Now, whilst it suggests that surgical operations are performed at this particular hospital, it must be remembered that a great deal of time has passed between the events of Silent Hill 2 and Silent Hill: Downpour and that, just as Brookhaven Hospital once changed from a general hospital to a psychological hospital, it's entirely possible that it reverted back to serving as a general hospital. This could also explain why, in Silent Hill: Homecoming, it appears that Alchemilla Hospital has changed from being a general hospital to a psychological hospital. I've no idea as to what the reason for such a change could be but it's plausible.

However, I still do not think that Mary spent any time at Brookhaven Hospital.

ERROR wrote:Heather carries the same map as James, but to her, Brookhaven Hospital is clearly marked. Why, then, would it not be for James?, and James only?

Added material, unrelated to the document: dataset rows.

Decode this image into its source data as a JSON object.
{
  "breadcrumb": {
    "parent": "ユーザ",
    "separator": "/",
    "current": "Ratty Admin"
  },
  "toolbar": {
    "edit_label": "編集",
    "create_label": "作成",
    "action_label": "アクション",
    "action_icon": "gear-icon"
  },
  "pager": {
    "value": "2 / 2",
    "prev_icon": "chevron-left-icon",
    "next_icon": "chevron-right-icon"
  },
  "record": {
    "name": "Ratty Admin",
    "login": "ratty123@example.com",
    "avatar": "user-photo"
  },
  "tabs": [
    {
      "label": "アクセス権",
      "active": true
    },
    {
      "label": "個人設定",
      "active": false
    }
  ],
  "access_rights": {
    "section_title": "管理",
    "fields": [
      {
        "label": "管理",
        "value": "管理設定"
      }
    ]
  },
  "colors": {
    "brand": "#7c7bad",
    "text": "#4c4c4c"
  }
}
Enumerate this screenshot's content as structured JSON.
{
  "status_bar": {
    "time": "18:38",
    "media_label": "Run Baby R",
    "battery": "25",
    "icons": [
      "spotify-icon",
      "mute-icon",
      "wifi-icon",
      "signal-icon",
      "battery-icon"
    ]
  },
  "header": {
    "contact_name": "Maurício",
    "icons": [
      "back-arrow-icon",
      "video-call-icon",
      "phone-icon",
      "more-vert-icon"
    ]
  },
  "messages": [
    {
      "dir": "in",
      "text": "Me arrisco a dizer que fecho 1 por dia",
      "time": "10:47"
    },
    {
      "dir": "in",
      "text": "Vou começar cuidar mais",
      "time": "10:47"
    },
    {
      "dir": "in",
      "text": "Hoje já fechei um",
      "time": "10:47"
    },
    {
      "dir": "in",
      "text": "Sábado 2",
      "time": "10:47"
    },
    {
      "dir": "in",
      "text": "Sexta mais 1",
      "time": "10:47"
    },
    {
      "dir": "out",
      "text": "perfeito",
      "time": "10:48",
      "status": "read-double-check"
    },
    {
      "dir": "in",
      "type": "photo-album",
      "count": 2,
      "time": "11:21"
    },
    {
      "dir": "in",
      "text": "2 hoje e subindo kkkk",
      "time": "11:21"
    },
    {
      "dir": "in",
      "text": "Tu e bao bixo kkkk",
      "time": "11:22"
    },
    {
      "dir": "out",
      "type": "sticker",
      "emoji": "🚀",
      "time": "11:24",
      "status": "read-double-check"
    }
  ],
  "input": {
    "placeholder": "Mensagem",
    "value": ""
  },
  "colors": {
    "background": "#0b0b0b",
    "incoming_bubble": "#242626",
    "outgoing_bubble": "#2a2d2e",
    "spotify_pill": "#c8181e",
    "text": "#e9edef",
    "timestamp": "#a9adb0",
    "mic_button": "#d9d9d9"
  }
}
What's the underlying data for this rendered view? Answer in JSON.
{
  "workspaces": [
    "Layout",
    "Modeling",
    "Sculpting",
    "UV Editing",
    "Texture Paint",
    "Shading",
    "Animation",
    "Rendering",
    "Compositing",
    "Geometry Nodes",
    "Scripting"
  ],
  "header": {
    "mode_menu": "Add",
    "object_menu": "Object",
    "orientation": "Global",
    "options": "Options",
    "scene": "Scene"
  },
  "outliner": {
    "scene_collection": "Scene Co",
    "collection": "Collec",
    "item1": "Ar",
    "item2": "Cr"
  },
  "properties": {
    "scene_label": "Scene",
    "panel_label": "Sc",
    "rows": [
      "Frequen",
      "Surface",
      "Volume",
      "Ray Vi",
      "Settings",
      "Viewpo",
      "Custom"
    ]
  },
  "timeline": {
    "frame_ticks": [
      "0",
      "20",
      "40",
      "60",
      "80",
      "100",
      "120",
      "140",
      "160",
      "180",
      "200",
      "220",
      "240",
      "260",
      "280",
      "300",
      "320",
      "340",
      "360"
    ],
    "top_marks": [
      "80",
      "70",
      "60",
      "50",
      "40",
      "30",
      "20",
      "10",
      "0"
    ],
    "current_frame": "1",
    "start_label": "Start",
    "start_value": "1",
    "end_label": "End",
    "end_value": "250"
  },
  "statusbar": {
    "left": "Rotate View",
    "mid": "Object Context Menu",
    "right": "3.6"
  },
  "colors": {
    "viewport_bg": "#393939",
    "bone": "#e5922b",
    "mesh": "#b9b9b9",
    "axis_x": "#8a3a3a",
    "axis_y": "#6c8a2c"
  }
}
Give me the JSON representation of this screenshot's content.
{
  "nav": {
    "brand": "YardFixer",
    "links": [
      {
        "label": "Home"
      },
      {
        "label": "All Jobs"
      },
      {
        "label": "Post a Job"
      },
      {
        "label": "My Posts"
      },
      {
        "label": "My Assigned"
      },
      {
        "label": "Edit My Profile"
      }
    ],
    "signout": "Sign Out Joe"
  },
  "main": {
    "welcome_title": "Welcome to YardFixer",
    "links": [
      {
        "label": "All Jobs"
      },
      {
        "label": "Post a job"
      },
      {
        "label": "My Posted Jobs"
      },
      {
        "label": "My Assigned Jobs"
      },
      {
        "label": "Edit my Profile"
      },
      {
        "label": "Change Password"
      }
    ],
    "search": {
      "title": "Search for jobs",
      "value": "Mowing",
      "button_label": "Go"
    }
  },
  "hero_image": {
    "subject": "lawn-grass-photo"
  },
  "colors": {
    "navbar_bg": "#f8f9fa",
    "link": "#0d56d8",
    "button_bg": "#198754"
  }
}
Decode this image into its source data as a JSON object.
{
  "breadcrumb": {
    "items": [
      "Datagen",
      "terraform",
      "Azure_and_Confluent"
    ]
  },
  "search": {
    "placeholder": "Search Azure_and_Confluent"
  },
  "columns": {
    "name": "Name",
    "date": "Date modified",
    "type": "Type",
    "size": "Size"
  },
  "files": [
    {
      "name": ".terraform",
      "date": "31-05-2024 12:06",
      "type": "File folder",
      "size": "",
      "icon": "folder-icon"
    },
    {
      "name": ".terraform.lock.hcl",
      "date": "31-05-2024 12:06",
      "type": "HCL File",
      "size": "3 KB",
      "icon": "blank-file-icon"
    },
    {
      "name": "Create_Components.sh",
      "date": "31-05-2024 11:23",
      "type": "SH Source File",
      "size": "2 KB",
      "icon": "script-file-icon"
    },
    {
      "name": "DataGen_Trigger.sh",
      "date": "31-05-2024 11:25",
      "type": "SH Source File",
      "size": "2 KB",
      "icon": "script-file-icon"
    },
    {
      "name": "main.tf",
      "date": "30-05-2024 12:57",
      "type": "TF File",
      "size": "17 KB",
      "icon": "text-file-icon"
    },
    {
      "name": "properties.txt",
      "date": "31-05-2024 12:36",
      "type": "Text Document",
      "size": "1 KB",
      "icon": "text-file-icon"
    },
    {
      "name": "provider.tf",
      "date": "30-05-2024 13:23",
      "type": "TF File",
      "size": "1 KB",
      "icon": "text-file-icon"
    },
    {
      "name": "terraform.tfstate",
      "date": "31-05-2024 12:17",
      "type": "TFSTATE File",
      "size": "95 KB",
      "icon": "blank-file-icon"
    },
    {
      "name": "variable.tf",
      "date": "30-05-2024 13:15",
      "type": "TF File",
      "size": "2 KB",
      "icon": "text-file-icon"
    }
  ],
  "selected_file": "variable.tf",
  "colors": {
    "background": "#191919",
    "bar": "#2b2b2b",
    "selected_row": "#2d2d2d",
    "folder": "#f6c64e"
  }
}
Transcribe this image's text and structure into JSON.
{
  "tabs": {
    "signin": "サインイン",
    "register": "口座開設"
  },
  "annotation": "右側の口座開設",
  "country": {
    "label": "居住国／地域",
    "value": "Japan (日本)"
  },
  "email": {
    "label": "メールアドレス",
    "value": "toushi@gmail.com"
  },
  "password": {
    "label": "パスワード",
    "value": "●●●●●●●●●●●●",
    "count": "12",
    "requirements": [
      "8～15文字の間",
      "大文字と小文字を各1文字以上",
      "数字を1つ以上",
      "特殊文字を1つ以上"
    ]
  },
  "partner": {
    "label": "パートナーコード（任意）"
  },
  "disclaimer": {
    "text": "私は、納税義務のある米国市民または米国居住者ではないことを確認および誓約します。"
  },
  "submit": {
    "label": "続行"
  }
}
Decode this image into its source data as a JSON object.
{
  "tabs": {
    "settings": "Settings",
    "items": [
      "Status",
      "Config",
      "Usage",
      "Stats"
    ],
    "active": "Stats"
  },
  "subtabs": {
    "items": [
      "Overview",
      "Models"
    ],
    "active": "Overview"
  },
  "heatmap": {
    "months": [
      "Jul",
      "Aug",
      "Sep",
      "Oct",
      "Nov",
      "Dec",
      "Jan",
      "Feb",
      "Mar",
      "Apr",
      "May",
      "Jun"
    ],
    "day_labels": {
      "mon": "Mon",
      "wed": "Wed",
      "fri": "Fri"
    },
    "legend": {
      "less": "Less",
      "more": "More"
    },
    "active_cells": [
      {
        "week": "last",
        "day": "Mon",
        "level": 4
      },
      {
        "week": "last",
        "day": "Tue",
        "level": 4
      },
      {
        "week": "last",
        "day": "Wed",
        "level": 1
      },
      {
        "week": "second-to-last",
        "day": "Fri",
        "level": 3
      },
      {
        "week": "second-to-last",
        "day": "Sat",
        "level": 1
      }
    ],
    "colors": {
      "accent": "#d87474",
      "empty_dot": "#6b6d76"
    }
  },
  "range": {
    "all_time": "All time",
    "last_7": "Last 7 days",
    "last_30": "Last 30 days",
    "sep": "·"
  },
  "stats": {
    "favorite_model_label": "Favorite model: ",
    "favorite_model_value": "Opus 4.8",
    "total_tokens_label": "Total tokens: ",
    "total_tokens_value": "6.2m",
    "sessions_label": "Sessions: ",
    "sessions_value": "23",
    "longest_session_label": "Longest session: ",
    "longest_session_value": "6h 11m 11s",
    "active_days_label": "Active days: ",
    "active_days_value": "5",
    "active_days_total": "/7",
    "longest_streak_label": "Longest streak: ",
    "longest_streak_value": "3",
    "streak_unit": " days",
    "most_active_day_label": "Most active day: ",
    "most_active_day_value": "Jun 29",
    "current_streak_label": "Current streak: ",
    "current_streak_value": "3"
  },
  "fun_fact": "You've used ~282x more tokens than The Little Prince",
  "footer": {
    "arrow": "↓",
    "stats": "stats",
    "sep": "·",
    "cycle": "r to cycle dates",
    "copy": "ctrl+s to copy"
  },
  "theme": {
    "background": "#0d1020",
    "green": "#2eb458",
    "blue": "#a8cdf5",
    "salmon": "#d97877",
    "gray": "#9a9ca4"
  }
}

Because it was a mistake. Team Silent made mistakes too; one only need look at the architecture of Brookhaven Hospital to notice quite a large one that appeared in both Silent Hill 2 and Silent Hill 3...
 
 
 
 
PreviousNext


Return to Silent Hill General Discussion



Who is online

Users browsing this forum: No registered users and 3 guests

cron